The numbers vary according to the source, but they are still staggering.

The fact is that millions of Americans struggle with mental illness, addictions and a wide range of other mental health problems.

The good news is that many of these afflictions are treatable through psychotherapy and medication. However, successful mental health treatment is dependent upon a number of factors, not the least of which is often a decision on the part of the individual to do whatever it takes to get better.

Severe addictions and mental disorders at times require intervention to ensure an individual receives treatment. However, many others who suffer with mental health issues eventually find themselves at a crossroads. Eventually, they reach a point where they realize they have extreme difficulty in improving the quality of their lives unless they get help.

Not an Easy Road

Depending on the type and severity of a mental health condition, treatment can sometimes be a lengthy and somewhat arduous process. But for multitudes of people who have moved forward to live good and productive lives, strictly adhering to a treatment plan has been well worth the effort.

Whether undergoing depression treatment, OCD treatment or PTSD treatment, most treatment methods call for the patient to change certain behavior patterns and overcome thoughts and feelings they have become accustomed to over time. This can be difficult and even painstaking. But many come through these therapies and treatments with a much different outlook and often times a new lease on life.

An Ongoing Process

For most people with mental health conditions, treatment is an ongoing proposition. Even after successful therapeutic endeavors and finding the right medications, a patient can maintain and even improve their newfound wellness by creating a balance in their lives and developing healthier habits.

These may include:

●Changing to a more nutritious diet

● Exercising regularly

● Finding fun and creative ways to reduce stress

● Joining a support group


Fortifying the progress of a proven mental health treatment plan with positive lifestyle changes can help a patient create a healthy consistency in both their body and mind.

 Mental health problems are the leading cause of disability in the U.S., costing our society countless hours of productivity each year.

The types of mental illnesses are wide-ranging and are classified according to symptoms and characteristics.  It is not always easy to pinpoint a specific mental disorder.
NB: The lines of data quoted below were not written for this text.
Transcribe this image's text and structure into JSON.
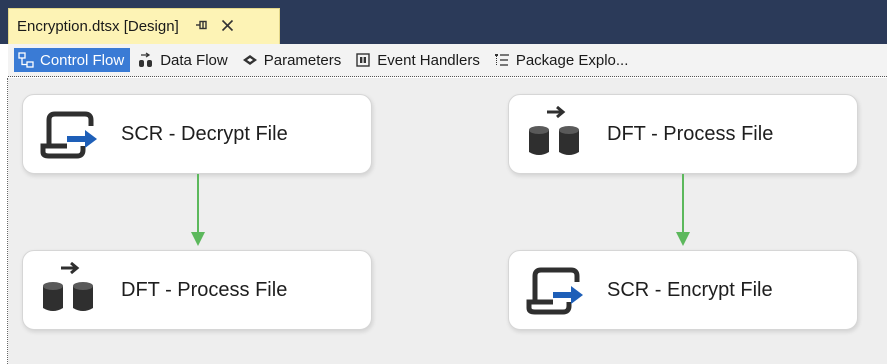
{
  "document_tab": {
    "title": "Encryption.dtsx [Design]",
    "pin_glyph": "⌘",
    "close_glyph": "✕"
  },
  "designer_tabs": [
    {
      "label": "Control Flow",
      "icon": "control-flow-icon",
      "active": true
    },
    {
      "label": "Data Flow",
      "icon": "data-flow-icon",
      "active": false
    },
    {
      "label": "Parameters",
      "icon": "parameters-icon",
      "active": false
    },
    {
      "label": "Event Handlers",
      "icon": "event-handlers-icon",
      "active": false
    },
    {
      "label": "Package Explo...",
      "icon": "package-explorer-icon",
      "active": false
    }
  ],
  "tasks": {
    "left_top": {
      "label": "SCR - Decrypt File",
      "icon": "script-task-icon"
    },
    "left_bottom": {
      "label": "DFT - Process File",
      "icon": "data-flow-task-icon"
    },
    "right_top": {
      "label": "DFT - Process File",
      "icon": "data-flow-task-icon"
    },
    "right_bottom": {
      "label": "SCR - Encrypt File",
      "icon": "script-task-icon"
    }
  },
  "colors": {
    "tabstrip": "#2b3a59",
    "doc_tab": "#fdf3b5",
    "active_tab": "#3a7bd5",
    "canvas": "#eeeeee",
    "precedence_arrow": "#5cb85c",
    "icon_dark": "#2f2f2f",
    "icon_blue": "#1e5fb8"
  }
}
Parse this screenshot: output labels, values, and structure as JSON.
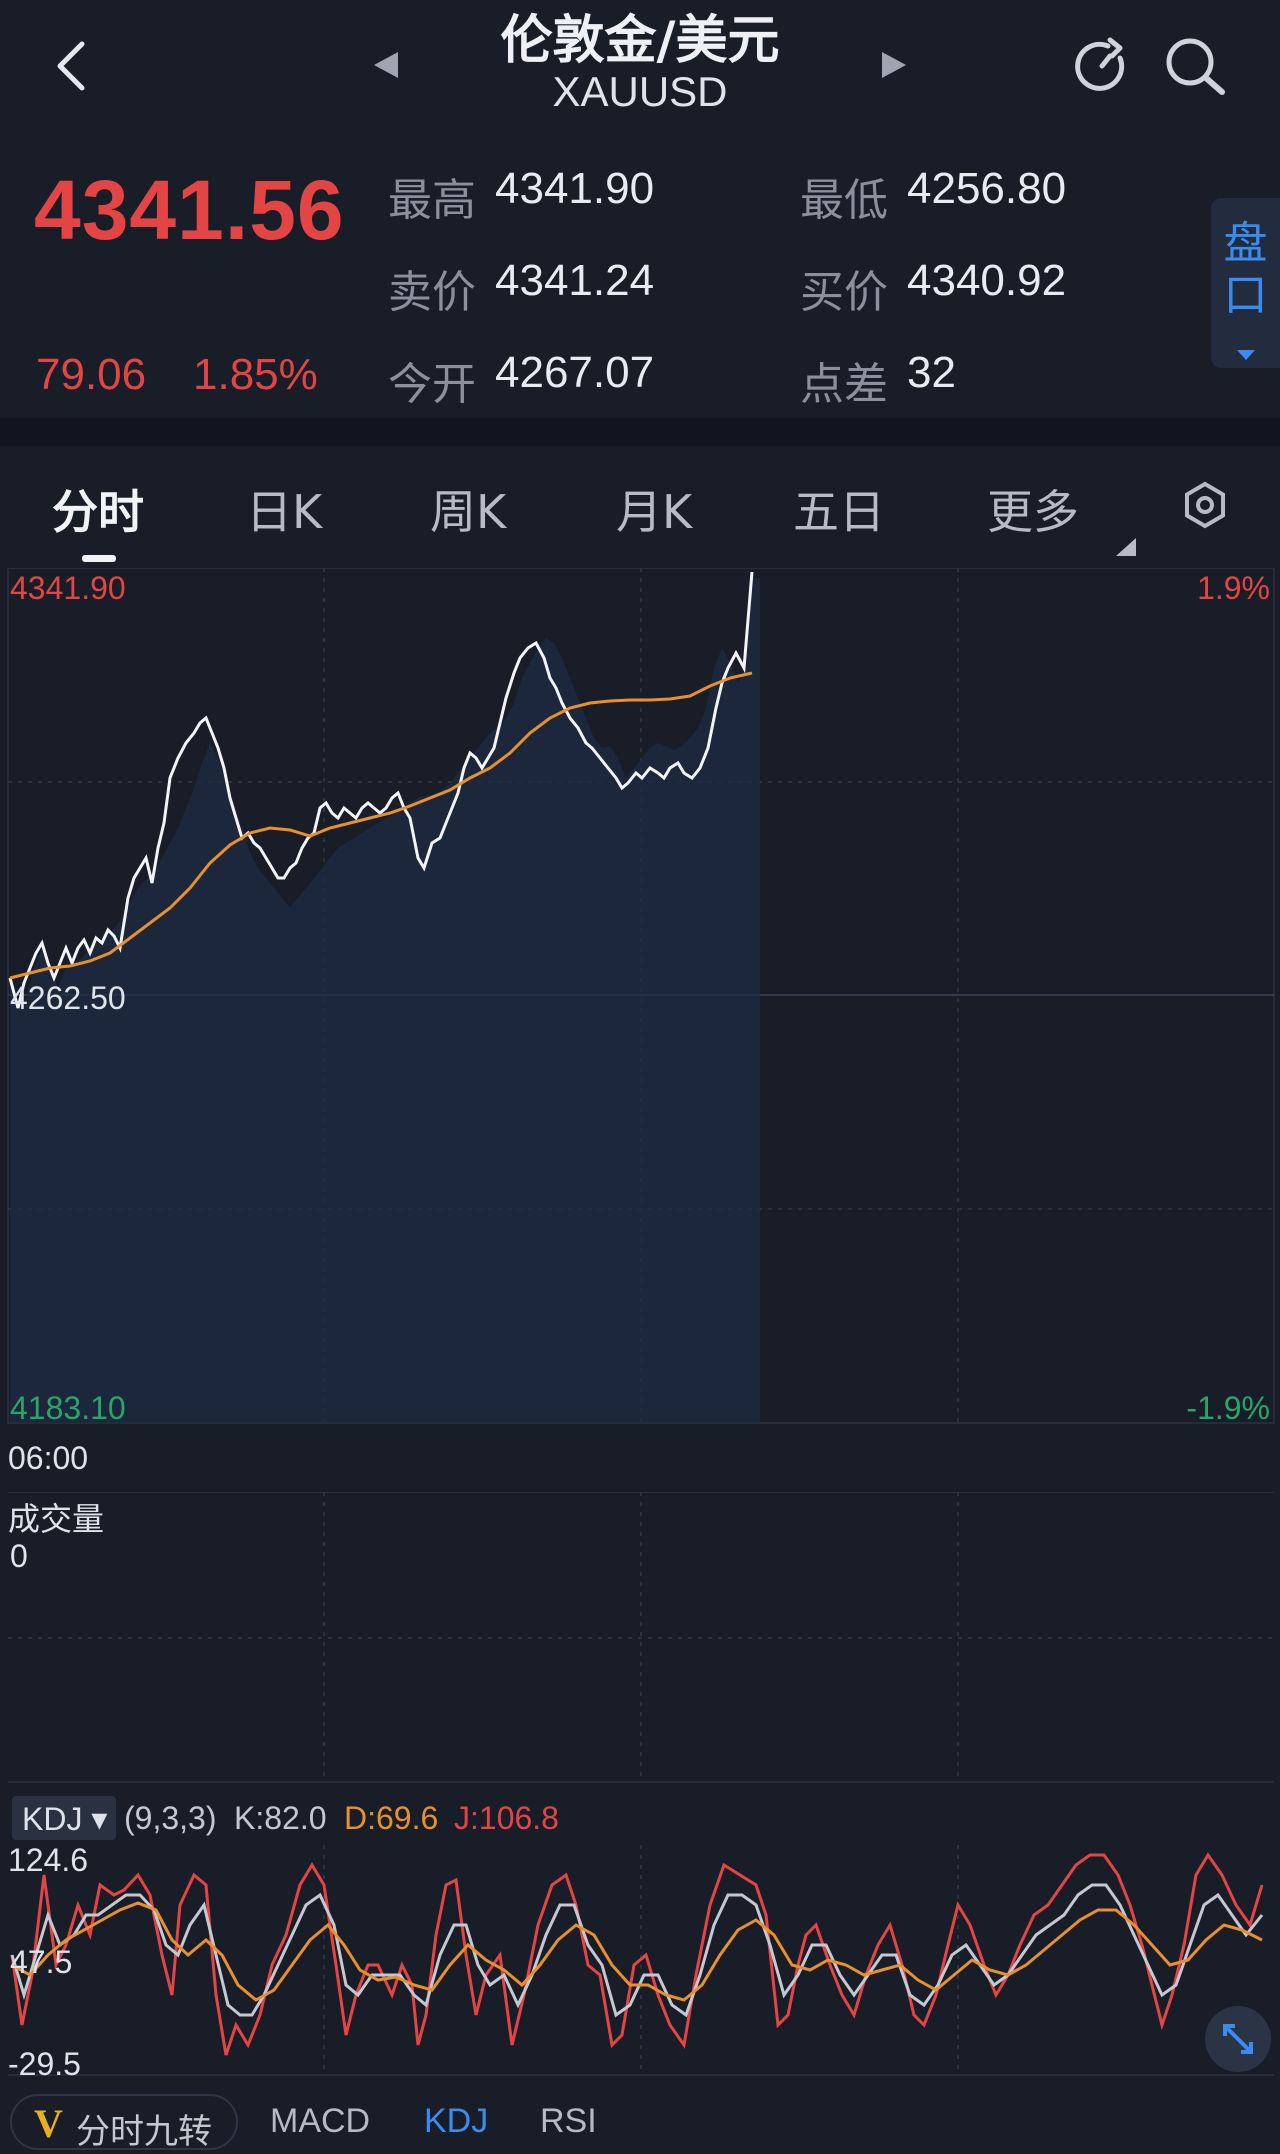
{
  "header": {
    "title": "伦敦金/美元",
    "symbol": "XAUUSD",
    "price": "4341.56",
    "change": "79.06",
    "change_pct": "1.85%",
    "pankou": [
      "盘",
      "口"
    ],
    "stats": [
      {
        "label": "最高",
        "value": "4341.90"
      },
      {
        "label": "最低",
        "value": "4256.80"
      },
      {
        "label": "卖价",
        "value": "4341.24"
      },
      {
        "label": "买价",
        "value": "4340.92"
      },
      {
        "label": "今开",
        "value": "4267.07"
      },
      {
        "label": "点差",
        "value": "32"
      }
    ],
    "colors": {
      "up": "#e34545",
      "down": "#27a56a",
      "accent": "#3a8cf0",
      "avg_line": "#e8902d"
    }
  },
  "tabs": [
    "分时",
    "日K",
    "周K",
    "月K",
    "五日",
    "更多"
  ],
  "main_chart": {
    "top_price": "4341.90",
    "mid_price": "4262.50",
    "bottom_price": "4183.10",
    "top_pct": "1.9%",
    "bottom_pct": "-1.9%",
    "time_label": "06:00"
  },
  "volume": {
    "label": "成交量",
    "value": "0"
  },
  "kdj": {
    "name": "KDJ ▾",
    "params": "(9,3,3)",
    "k": "K:82.0",
    "d": "D:69.6",
    "j": "J:106.8",
    "y_top": "124.6",
    "y_mid": "47.5",
    "y_bottom": "-29.5"
  },
  "bottom_tabs": [
    "分时九转",
    "MACD",
    "KDJ",
    "RSI"
  ],
  "icons": [
    "back-icon",
    "prev-arrow-icon",
    "next-arrow-icon",
    "refresh-icon",
    "search-icon",
    "settings-hex-icon",
    "expand-icon"
  ]
}
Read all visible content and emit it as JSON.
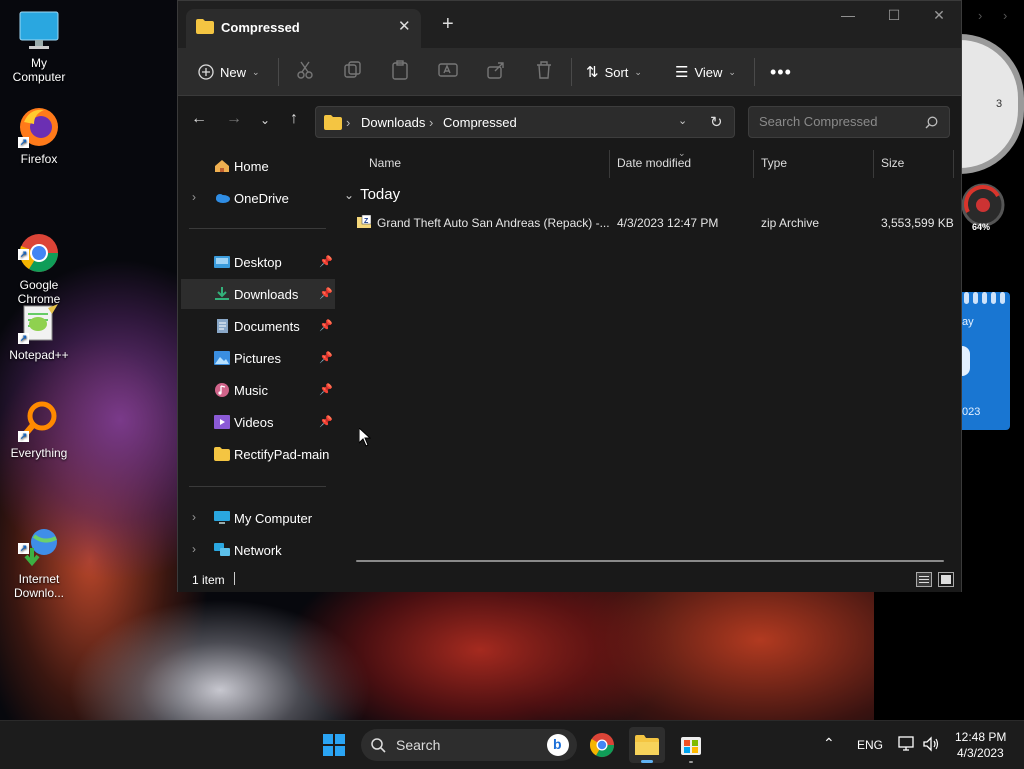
{
  "desktop": {
    "icons": [
      {
        "label": "My Computer"
      },
      {
        "label": "Firefox"
      },
      {
        "label": "Google\nChrome"
      },
      {
        "label": "Notepad++"
      },
      {
        "label": "Everything"
      },
      {
        "label": "Internet\nDownlo..."
      }
    ],
    "widgets": {
      "clock_digit": "3",
      "gauge_percent": "64%",
      "calendar_partial_top": "ay",
      "calendar_partial_bottom": "023"
    }
  },
  "window": {
    "tab_title": "Compressed",
    "toolbar": {
      "new_label": "New",
      "sort_label": "Sort",
      "view_label": "View"
    },
    "address": {
      "crumbs": [
        "Downloads",
        "Compressed"
      ]
    },
    "search": {
      "placeholder": "Search Compressed"
    },
    "nav": {
      "home": "Home",
      "onedrive": "OneDrive",
      "desktop": "Desktop",
      "downloads": "Downloads",
      "documents": "Documents",
      "pictures": "Pictures",
      "music": "Music",
      "videos": "Videos",
      "rectifypad": "RectifyPad-main",
      "mycomputer": "My Computer",
      "network": "Network"
    },
    "columns": {
      "name": "Name",
      "date": "Date modified",
      "type": "Type",
      "size": "Size"
    },
    "group_label": "Today",
    "files": [
      {
        "name": "Grand Theft Auto San Andreas (Repack) -...",
        "date": "4/3/2023 12:47 PM",
        "type": "zip Archive",
        "size": "3,553,599 KB"
      }
    ],
    "status": {
      "item_count": "1 item"
    }
  },
  "taskbar": {
    "search_label": "Search",
    "lang": "ENG",
    "time": "12:48 PM",
    "date": "4/3/2023"
  },
  "colors": {
    "accent": "#0078d4",
    "window_bg": "#191919",
    "toolbar_bg": "#2c2c2c",
    "folder_yellow": "#f4c542"
  }
}
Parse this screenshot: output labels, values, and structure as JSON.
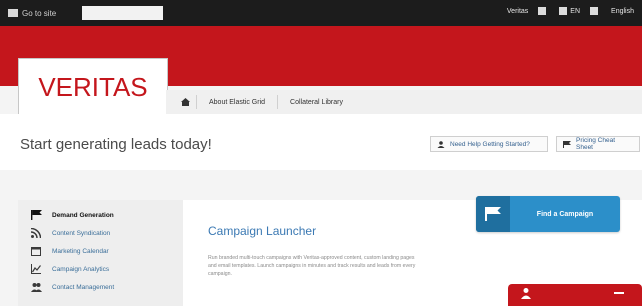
{
  "topbar": {
    "brand_link": "Go to site",
    "search_value": "",
    "items": [
      "Veritas",
      "",
      "EN",
      "",
      "English"
    ]
  },
  "logo": {
    "text": "VERITAS"
  },
  "nav": {
    "links": [
      "About Elastic Grid",
      "Collateral Library"
    ]
  },
  "page": {
    "title": "Start generating leads today!",
    "buttons": [
      "Need Help Getting Started?",
      "Pricing Cheat Sheet"
    ]
  },
  "sidebar": {
    "items": [
      {
        "label": "Demand Generation",
        "icon": "flag-icon",
        "active": true
      },
      {
        "label": "Content Syndication",
        "icon": "rss-icon",
        "active": false
      },
      {
        "label": "Marketing Calendar",
        "icon": "calendar-icon",
        "active": false
      },
      {
        "label": "Campaign Analytics",
        "icon": "chart-icon",
        "active": false
      },
      {
        "label": "Contact Management",
        "icon": "users-icon",
        "active": false
      }
    ]
  },
  "main": {
    "heading": "Campaign Launcher",
    "description": "Run branded multi-touch campaigns with Veritas-approved content, custom landing pages and email templates. Launch campaigns in minutes and track results and leads from every campaign."
  },
  "cta": {
    "label": "Find a Campaign"
  },
  "colors": {
    "brand_red": "#c4161c",
    "accent_blue": "#2c8fc9",
    "link_blue": "#3a6e99"
  }
}
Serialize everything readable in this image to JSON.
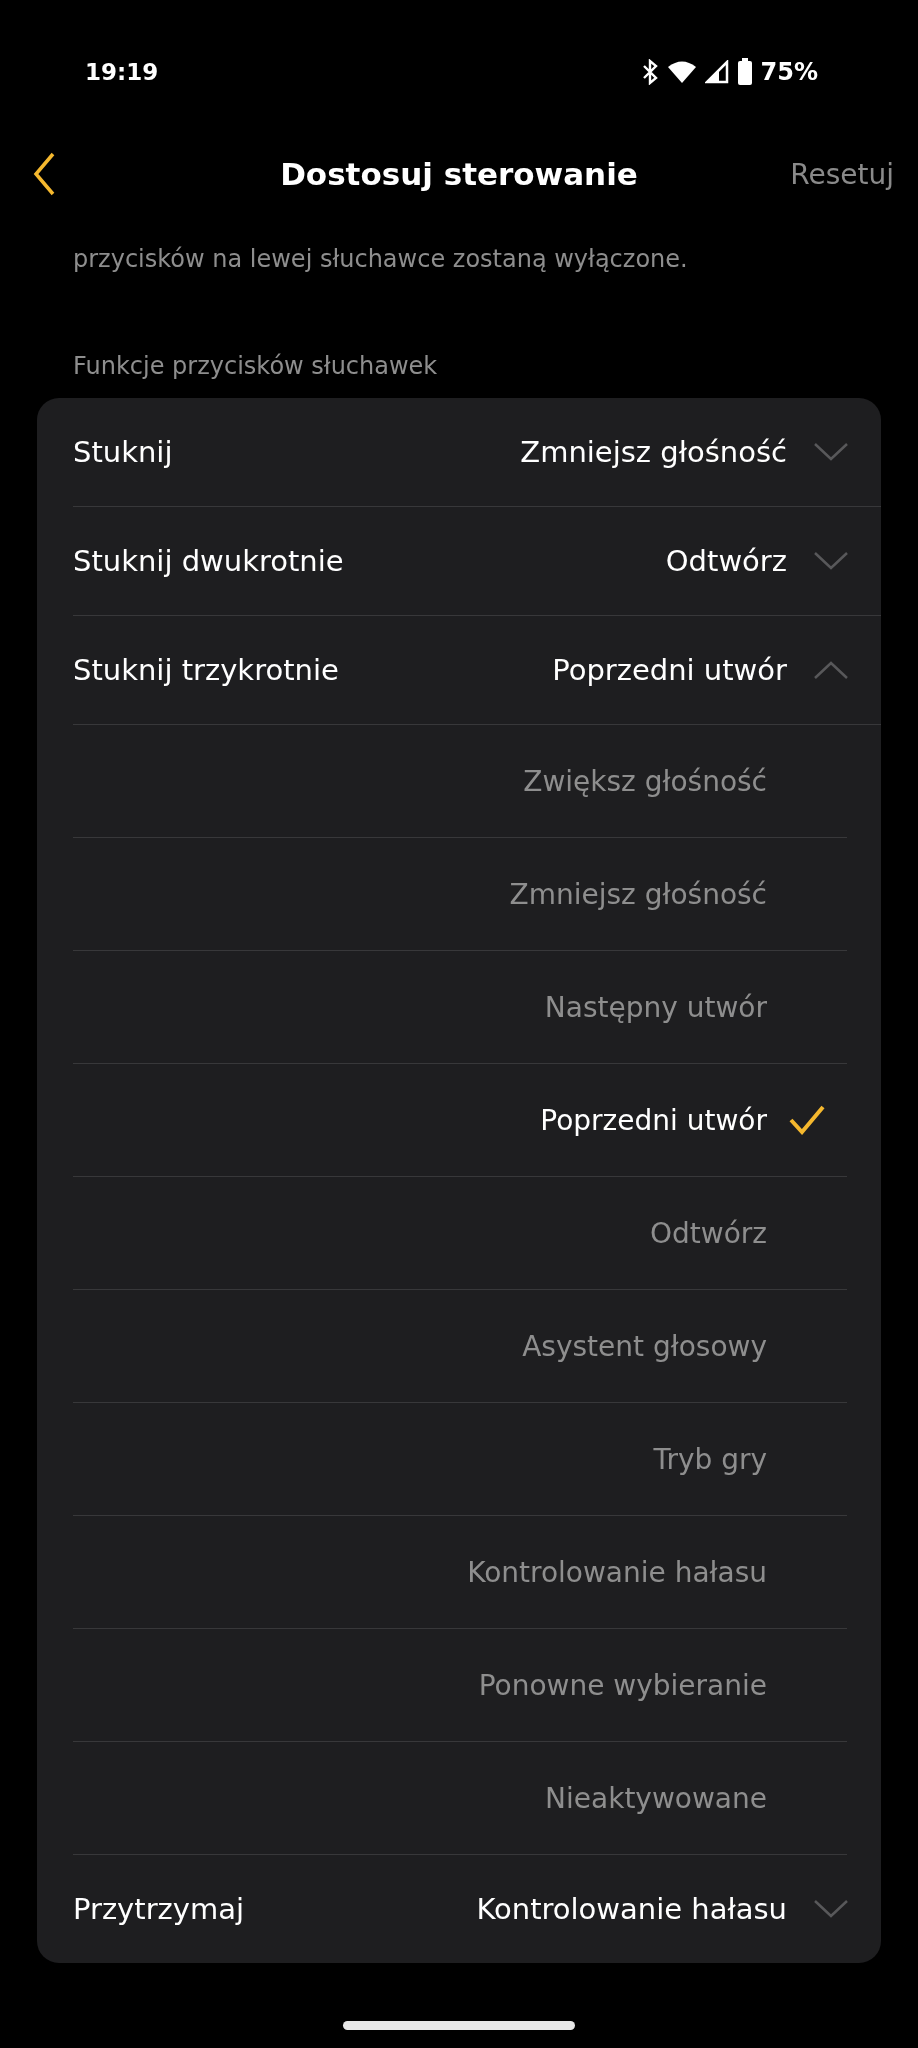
{
  "status_bar": {
    "time": "19:19",
    "battery": "75%"
  },
  "header": {
    "title": "Dostosuj sterowanie",
    "action": "Resetuj"
  },
  "description": "przycisków na lewej słuchawce zostaną wyłączone.",
  "section_label": "Funkcje przycisków słuchawek",
  "controls": [
    {
      "label": "Stuknij",
      "value": "Zmniejsz głośność",
      "expanded": false
    },
    {
      "label": "Stuknij dwukrotnie",
      "value": "Odtwórz",
      "expanded": false
    },
    {
      "label": "Stuknij trzykrotnie",
      "value": "Poprzedni utwór",
      "expanded": true,
      "options": [
        {
          "label": "Zwiększ głośność",
          "selected": false
        },
        {
          "label": "Zmniejsz głośność",
          "selected": false
        },
        {
          "label": "Następny utwór",
          "selected": false
        },
        {
          "label": "Poprzedni utwór",
          "selected": true
        },
        {
          "label": "Odtwórz",
          "selected": false
        },
        {
          "label": "Asystent głosowy",
          "selected": false
        },
        {
          "label": "Tryb gry",
          "selected": false
        },
        {
          "label": "Kontrolowanie hałasu",
          "selected": false
        },
        {
          "label": "Ponowne wybieranie",
          "selected": false
        },
        {
          "label": "Nieaktywowane",
          "selected": false
        }
      ]
    },
    {
      "label": "Przytrzymaj",
      "value": "Kontrolowanie hałasu",
      "expanded": false
    }
  ]
}
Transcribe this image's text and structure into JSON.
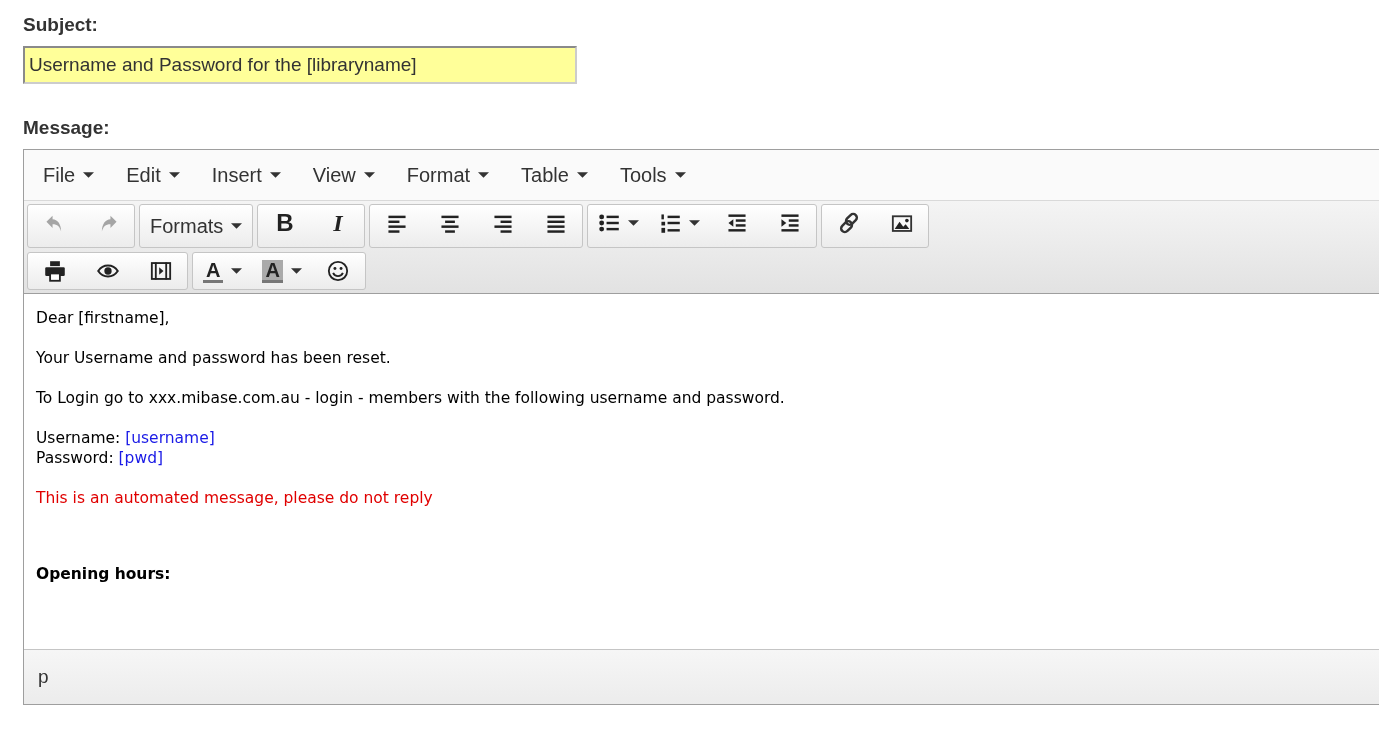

This is in part due to similarities between some of the symptoms of various illnesses. Although many established treatment methods have proven to be effective, approaches to treatment are continuously evolving and depend upon circumstances and contributing factors that are unique to each individual.

The Most Prevalent Types of Mental Disorders

Nearly nine percent of Americans suffer from some form of depression, according to the Centers for Disease Control and Prevention (CDC). Depression falls into the “mood disorders” category and can range from relatively mild depression to potentially debilitating “major depression.”

Other mood disorders include manias and manic disorders — which are indicated by abnormally elevated moods and elation — and bipolar disorders, which carry symptoms such as fluctuations between mania and depression or “mood swings.”

Personality disorders are another common category of mental illness. These are indicated by unstable and socially abnormal behavior patterns and include disorders such as schizophrenia and obsessive compulsive disorder (OCD). Mental illnesses such as OCD and various phobias are often also categorized as anxiety disorders.

The statistics on mental illness in our society are sobering. But the good news is that expertise in the areas of OCD treatment, depression treatment and overall mental health treatment continues to advance. Innovations in research, medications, psychotherapy, behavior modification techniques and the advent of technology such as transcranial magnetic stimulation (TMS treatment) are resulting in increasingly positive results in the treatment of a wide spectrum of mental disorders.

From stress-related issues to a more acute mental illness such as bipolar disorder, psychological problems are wide-ranging in their symptoms and severity levels.

When determining which treatment route that an individual struggling with mental health problems should take, the first step should be a psychiatric evaluation conducted by a mental health professional. Once the problem is pinpointed, usually some level of “talk therapy” will ensue.

Depending on the severity of the condition, a combination of psychotherapy and medication are often central to a patient’s treatment plan.

If medications are deemed necessary, a patient might have to try several different types before finding one that adequately treats and stabilizes their symptoms.

Research and case studies have proven that medications can be a vital component in improving a patient’s mental well-being. But the importance of an experienced therapist who can guide a patient toward an improved mental outlook cannot be overstated.

Why Psychotherapy?

For many of us, it is difficult to understand how the person who seemingly has it all —

looks, intelligence and some level of “success” — can be so anguished on the inside. There could be several reasons as to why this anguish has developed, such as a phobia, major traumatic experience or genetic predisposition to a mental illness.

How Treatment Helps

One benefit some individuals who have participated in psychotherapy treatment have experienced is an increased self-awareness of their mental health problems. By having an enhanced understanding of the reason or source of their mental anguish, patients are often able to better process their thoughts, feelings and perceptions.

A good psychotherapist can lead a patient toward perspective and help them achieve a sense of peace in their lives by confronting the issues responsible for the fear, anxiety and self-doubt in question.